One of the greatest dilemmas in creating the role of Caliban in The Tempest is deciding on a balance between the characterâ€™s manhood and bestiality. This must be carefully considered as Caliban, though not the pivotal character of the play, is certainly one of the most noticeable and individual. In addition, we are meant to find a certain amount of sympathy with the exiled Prospero, and the way we view Calibanâ€™s character affects how we let ourselves view his master.

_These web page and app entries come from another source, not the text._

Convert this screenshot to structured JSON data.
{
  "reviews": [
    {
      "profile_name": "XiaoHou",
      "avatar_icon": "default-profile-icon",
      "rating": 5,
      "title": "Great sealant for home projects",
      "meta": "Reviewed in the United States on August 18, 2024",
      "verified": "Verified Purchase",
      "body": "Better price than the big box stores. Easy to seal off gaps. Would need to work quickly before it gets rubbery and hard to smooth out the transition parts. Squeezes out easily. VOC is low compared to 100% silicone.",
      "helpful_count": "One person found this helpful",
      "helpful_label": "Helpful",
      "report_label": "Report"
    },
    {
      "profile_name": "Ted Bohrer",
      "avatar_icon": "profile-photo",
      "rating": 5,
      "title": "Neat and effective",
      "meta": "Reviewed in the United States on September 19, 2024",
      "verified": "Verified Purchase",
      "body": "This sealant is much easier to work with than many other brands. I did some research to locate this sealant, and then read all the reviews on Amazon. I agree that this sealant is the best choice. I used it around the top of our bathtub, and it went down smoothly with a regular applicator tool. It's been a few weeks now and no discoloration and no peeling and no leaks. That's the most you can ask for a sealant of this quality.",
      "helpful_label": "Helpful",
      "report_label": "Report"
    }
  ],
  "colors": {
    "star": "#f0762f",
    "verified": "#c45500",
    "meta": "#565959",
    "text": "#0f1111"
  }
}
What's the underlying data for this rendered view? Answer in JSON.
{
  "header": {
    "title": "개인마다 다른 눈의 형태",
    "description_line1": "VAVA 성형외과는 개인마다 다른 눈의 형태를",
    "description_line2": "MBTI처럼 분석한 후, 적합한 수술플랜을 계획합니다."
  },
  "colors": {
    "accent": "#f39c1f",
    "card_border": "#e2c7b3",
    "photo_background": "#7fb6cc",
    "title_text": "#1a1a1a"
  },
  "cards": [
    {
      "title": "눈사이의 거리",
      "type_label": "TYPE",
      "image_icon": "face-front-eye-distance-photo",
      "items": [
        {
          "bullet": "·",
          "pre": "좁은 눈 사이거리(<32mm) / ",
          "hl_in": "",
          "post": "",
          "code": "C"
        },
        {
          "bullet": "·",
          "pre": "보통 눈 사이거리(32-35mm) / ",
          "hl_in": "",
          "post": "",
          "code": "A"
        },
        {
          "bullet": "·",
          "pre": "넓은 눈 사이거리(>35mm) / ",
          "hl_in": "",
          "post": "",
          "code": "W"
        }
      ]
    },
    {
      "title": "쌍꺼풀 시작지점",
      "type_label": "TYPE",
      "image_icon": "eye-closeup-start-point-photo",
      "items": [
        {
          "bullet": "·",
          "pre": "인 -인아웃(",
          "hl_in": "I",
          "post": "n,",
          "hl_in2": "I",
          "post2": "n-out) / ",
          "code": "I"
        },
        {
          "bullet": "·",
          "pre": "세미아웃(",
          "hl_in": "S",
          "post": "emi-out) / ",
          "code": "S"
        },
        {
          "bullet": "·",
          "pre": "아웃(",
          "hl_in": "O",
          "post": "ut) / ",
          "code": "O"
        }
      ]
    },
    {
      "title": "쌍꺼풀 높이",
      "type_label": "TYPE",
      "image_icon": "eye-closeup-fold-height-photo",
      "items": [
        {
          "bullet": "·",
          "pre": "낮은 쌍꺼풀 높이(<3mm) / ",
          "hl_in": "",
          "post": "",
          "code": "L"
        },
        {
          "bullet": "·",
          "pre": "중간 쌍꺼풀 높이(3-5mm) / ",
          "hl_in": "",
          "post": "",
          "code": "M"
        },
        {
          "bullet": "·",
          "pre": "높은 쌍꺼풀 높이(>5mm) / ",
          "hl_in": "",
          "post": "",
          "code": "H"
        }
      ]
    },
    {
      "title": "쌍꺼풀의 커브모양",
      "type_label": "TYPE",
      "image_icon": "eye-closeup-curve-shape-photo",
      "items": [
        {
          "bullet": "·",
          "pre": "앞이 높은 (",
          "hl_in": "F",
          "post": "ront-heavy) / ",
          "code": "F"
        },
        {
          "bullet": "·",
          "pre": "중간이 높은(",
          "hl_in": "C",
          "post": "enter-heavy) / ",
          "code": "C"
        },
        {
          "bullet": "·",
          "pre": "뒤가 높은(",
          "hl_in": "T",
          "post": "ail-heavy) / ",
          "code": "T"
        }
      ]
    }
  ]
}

Prospero first speaks of Caliban as â€œnot honored with a human shape.â€ (i.ii.285-6) We learn that he is a beast of burden for Prospero and Miranda, performing menial chores and labor. He is referred to by many animal titles â€“ â€œbeastâ€, â€œfreckled whelpâ€, â€œpuppy-headed monsterâ€ â€“ in order to assure us that none of the other characters find him human. He is mistaken for a beast by Trinculo, and constantly called a monster by him and Stephano. And although the epithets abound, we never receive a clear picture of Calibanâ€™s true appearance. If one portrays Caliban as a beast, monstrous in appearance like an ape or bear, one can justify the comments made by those newcomers to the island who donâ€™t know of Calibanâ€™s human parentage. Combined with his coarse, crass behavior, it doesnâ€™t reflect particularly poorly on Prospero when he treats Caliban as something dirty and disgusting.

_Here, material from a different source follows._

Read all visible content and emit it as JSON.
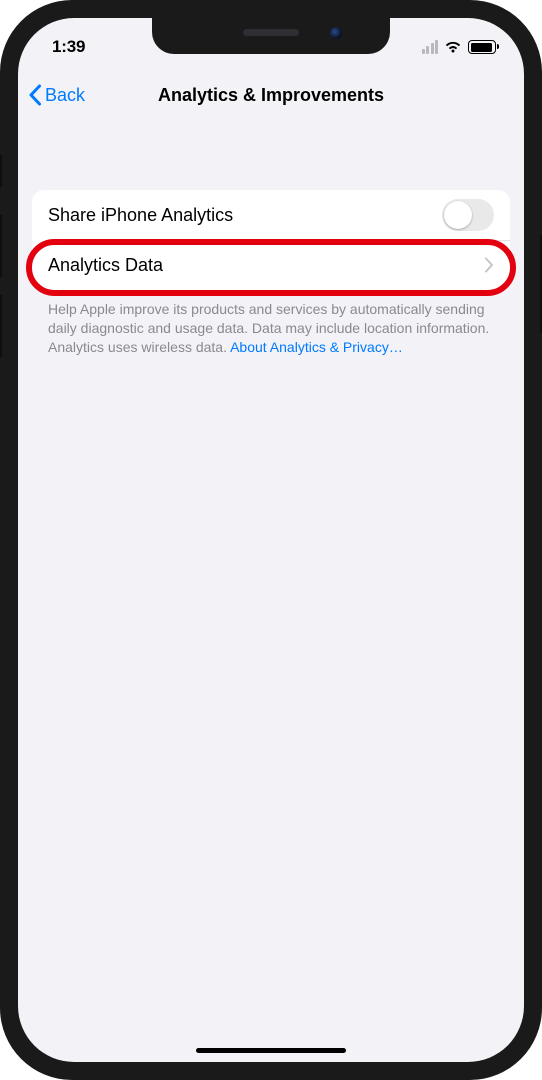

Conversely, we see aspects of Calibanâ€™s character that speak of a very strong human nature. He is, perhaps, one of the most eloquent characters in the play. He has a strong appreciation for the beauty of the island, and we can imagine that part of his resentment towards Prospero stems from not being free in his natural setting. He cuts wood and cooks meals for Prospero and Miranda, which shows he can not only learn, but perform tasks skillfully and efficiently. Miranda even ta